111026 22:44:35 mysqld_safe Starting mysqld daemon with databases from /mysql/data 111026 22:44:35 [Note] PrimeBase XT (PBXT) Engine 1.0.11-7 Pre-GA loaded... 111026 22:44:35 [Note] Paul McCullagh, PrimeBase Technologies GmbH, http://www.primebase.org 111026 22:44:35 [Note] The server was not shutdown correctly, recovery required InnoDB: The InnoDB memory heap is disabled InnoDB: Mutexes and rw_locks use GCC atomic builtins InnoDB: Compressed tables use zlib 1.2.3 111026 22:44:37 InnoDB: highest supported file format is Barracuda. InnoDB: Log scan progressed past the checkpoint lsn 363485996068 111026 22:44:37 InnoDB: Database was not shut down normally! InnoDB: Starting crash recovery. InnoDB: Reading tablespace information from the .ibd files... InnoDB: Restoring possible half-written data pages from the doublewrite InnoDB: buffer... InnoDB: Doing recovery: scanned up to log sequence number 363487670956 111026 22:44:38 InnoDB: Error: page 4 log sequence number 363490119646 InnoDB: is in the future! Current system log sequence number 363487670956. InnoDB: Your database may be corrupt or you may have copied the InnoDB InnoDB: tablespace but not the InnoDB log files. See InnoDB: http://dev.mysql.com/doc/refman/5.1/en/forcing-recovery.html InnoDB: for more information. 111026 22:44:38 InnoDB: Assertion failure in thread 139838283589376 in file log/log0recv.c line 1094 InnoDB: Failing assertion: !page || (ibool)!!page_is_comp(page) == dict_table_is_comp(index->table) InnoDB: We intentionally generate a memory trap. InnoDB: Submit a detailed bug report to http://bugs.mysql.com. InnoDB: If you get repeated assertion failures or crashes, even InnoDB: immediately after the mysqld startup, there may be InnoDB: corruption in the InnoDB tablespace. Please refer to InnoDB: http://dev.mysql.com/doc/refman/5.1/en/forcing-recovery.html InnoDB: about forcing recovery. 111026 22:44:38 [ERROR] mysqld got signal 6 ; This could be because you hit a bug. It is also possible that this binary or one of the libraries it was linked against is corrupt, improperly built, or misconfigured. This error can also be caused by malfunctioning hardware. We will try our best to scrape up some info that will hopefully help diagnose the problem, but since we have already crashed, something is definitely wrong and this may fail. key_buffer_size=0 read_buffer_size=131072 max_used_connections=0 max_threads=202 threads_connected=0 It is possible that mysqld could use up to key_buffer_size + (read_buffer_size + sort_buffer_size)*max_threads = 1683122 K bytes of memory Hope that's ok; if not, decrease some variables in the equation. thd: 0x0 Attempting backtrace. You can use the following information to find out where mysqld died. If you see no messages after this, something went terribly wrong... stack_bottom = (nil) thread_stack 0x40000 111026 22:44:38 InnoDB: Error: page 147457 log sequence number 363487671024 InnoDB: is in the future! Current system log sequence number 363487670956. InnoDB: Your database may be corrupt or you may have copied the InnoDB InnoDB: tablespace but not the InnoDB log files. See InnoDB: http://dev.mysql.com/doc/refman/5.1/en/forcing-recovery.html InnoDB: for more information. Fatal signal 11 while backtracing /usr/sbin/mysqld(my_print_stacktrace+0x2e) [0x99199e] /usr/sbin/mysqld(handle_segfault+0x353) [0x5e9563] /lib64/libpthread.so.0(+0xf490) [0x7f3514595490] /lib64/libc.so.6(gsignal+0x35) [0x7f3513881905] /lib64/libc.so.6(abort+0x175) [0x7f35138830e5] /usr/sbin/mysqld() [0x89ee6f] /usr/sbin/mysqld() [0x8a0322]

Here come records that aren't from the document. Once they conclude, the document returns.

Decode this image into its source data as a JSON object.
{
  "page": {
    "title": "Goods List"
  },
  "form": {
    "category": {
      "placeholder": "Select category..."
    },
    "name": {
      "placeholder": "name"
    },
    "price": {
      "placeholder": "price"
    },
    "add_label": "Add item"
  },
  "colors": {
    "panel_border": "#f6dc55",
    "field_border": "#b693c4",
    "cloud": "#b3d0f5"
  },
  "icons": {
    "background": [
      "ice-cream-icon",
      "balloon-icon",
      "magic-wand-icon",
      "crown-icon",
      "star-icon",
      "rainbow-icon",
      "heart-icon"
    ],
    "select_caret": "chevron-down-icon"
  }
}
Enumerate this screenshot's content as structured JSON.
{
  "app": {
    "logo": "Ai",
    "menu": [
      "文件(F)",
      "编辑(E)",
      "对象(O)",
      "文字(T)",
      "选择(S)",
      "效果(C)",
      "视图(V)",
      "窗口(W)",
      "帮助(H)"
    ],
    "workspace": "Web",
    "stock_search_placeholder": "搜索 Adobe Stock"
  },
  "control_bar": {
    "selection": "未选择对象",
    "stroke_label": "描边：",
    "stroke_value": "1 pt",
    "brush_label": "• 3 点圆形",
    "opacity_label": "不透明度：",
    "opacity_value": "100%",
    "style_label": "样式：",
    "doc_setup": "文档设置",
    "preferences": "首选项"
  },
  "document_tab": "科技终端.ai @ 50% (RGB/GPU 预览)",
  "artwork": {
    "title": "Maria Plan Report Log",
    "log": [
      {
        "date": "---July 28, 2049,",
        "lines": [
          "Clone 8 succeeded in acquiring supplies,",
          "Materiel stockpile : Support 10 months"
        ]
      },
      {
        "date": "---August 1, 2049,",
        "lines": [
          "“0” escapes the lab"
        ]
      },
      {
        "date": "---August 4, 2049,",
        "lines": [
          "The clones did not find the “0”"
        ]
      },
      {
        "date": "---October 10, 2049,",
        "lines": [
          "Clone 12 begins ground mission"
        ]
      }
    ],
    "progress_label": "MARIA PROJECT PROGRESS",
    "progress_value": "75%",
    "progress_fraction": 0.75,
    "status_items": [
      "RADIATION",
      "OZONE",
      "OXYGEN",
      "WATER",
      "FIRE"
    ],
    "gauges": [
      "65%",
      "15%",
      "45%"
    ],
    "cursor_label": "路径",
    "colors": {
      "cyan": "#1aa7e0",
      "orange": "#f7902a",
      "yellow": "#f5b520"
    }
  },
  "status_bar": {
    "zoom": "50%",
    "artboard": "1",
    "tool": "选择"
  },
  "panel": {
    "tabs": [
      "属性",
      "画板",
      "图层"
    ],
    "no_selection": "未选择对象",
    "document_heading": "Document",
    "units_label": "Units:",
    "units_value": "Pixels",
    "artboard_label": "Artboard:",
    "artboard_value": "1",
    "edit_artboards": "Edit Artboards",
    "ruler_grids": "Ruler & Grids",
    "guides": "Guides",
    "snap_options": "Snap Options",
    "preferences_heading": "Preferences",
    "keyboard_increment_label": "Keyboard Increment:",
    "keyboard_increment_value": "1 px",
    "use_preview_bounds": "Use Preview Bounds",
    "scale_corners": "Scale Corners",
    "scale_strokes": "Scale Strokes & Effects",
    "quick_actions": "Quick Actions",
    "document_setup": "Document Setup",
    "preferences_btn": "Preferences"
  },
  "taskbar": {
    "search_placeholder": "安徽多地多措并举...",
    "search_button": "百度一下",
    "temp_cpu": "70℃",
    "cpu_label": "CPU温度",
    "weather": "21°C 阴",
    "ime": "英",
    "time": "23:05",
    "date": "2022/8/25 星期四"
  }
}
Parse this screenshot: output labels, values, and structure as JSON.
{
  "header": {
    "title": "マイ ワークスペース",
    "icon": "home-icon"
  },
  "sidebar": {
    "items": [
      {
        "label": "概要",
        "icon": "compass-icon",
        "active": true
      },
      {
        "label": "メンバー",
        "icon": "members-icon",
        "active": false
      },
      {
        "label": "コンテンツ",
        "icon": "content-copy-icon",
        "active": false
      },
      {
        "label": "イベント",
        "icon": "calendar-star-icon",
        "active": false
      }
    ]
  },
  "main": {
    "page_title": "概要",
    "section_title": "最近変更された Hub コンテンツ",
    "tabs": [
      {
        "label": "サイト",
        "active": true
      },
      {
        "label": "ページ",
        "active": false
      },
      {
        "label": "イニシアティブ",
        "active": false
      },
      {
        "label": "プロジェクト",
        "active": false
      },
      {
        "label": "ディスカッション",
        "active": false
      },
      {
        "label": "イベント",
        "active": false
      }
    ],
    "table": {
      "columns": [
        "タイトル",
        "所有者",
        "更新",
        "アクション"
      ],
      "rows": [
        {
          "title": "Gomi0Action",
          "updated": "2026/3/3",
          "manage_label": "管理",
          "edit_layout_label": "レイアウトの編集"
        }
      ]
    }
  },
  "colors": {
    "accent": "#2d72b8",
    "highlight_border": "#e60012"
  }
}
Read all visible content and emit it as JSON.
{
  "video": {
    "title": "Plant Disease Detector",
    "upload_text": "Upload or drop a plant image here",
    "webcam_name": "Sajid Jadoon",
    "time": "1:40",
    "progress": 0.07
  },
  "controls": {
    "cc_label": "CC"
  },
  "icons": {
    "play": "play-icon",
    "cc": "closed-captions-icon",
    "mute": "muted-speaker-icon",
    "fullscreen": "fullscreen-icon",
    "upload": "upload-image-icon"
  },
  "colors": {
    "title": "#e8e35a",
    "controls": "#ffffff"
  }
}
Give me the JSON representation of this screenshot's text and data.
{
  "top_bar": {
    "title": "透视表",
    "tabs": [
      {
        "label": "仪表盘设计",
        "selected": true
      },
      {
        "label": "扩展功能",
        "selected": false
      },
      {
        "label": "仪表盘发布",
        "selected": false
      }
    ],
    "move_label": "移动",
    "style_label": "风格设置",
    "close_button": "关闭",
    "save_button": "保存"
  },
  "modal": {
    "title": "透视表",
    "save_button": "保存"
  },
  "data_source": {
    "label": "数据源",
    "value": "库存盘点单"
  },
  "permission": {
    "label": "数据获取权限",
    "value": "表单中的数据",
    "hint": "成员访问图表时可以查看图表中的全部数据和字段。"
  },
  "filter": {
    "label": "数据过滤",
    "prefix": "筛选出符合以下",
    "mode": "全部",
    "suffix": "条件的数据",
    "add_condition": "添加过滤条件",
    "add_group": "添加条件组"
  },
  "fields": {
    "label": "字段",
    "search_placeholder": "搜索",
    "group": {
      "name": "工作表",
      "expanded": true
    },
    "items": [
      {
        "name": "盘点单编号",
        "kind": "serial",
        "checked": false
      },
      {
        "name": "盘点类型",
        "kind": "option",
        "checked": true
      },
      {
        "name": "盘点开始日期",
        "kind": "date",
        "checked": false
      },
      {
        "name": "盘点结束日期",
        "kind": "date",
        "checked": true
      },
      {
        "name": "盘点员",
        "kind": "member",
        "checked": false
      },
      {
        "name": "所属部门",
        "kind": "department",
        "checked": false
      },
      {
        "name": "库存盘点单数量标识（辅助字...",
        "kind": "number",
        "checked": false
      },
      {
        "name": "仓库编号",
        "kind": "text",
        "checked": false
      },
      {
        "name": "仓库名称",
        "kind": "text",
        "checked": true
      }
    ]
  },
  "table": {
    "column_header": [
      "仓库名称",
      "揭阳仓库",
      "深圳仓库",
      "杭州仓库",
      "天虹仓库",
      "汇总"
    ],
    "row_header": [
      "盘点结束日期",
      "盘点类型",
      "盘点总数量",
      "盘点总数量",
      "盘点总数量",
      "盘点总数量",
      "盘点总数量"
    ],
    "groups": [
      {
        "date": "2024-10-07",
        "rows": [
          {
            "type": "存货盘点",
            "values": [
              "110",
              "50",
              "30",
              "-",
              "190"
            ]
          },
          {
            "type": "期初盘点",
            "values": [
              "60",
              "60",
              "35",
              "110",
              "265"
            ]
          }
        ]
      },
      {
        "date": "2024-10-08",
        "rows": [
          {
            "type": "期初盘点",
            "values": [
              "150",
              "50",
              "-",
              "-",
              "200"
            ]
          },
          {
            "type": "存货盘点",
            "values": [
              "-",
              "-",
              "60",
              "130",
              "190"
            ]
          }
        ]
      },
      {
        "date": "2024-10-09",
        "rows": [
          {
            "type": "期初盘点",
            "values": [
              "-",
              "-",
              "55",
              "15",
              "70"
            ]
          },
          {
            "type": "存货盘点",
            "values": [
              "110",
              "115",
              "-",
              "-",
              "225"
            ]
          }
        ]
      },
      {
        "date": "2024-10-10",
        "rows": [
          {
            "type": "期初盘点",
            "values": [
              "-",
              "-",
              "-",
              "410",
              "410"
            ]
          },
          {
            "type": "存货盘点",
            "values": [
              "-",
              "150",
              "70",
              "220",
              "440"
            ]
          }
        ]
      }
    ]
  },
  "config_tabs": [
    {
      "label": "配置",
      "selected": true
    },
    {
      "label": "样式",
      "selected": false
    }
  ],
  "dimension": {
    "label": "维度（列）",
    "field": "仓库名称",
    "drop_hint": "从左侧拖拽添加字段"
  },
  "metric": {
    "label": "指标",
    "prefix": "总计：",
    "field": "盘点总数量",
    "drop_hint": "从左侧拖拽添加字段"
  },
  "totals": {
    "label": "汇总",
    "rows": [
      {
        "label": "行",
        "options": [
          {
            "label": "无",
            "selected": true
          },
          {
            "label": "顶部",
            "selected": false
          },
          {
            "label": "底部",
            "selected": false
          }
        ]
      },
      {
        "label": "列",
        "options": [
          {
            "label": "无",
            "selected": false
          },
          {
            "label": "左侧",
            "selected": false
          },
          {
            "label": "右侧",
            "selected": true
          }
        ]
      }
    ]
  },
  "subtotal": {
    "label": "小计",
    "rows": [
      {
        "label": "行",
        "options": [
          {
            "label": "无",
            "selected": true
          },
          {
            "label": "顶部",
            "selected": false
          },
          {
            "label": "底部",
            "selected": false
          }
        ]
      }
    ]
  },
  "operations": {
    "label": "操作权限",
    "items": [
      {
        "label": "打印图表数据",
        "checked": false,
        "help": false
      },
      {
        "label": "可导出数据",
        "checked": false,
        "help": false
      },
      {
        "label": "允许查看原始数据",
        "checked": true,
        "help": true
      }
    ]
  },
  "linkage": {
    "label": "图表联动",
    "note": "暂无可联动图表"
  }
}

All in all, hope you never encounter this, but if you do, hopefully this helps you get on the right track sooner than later. 🙂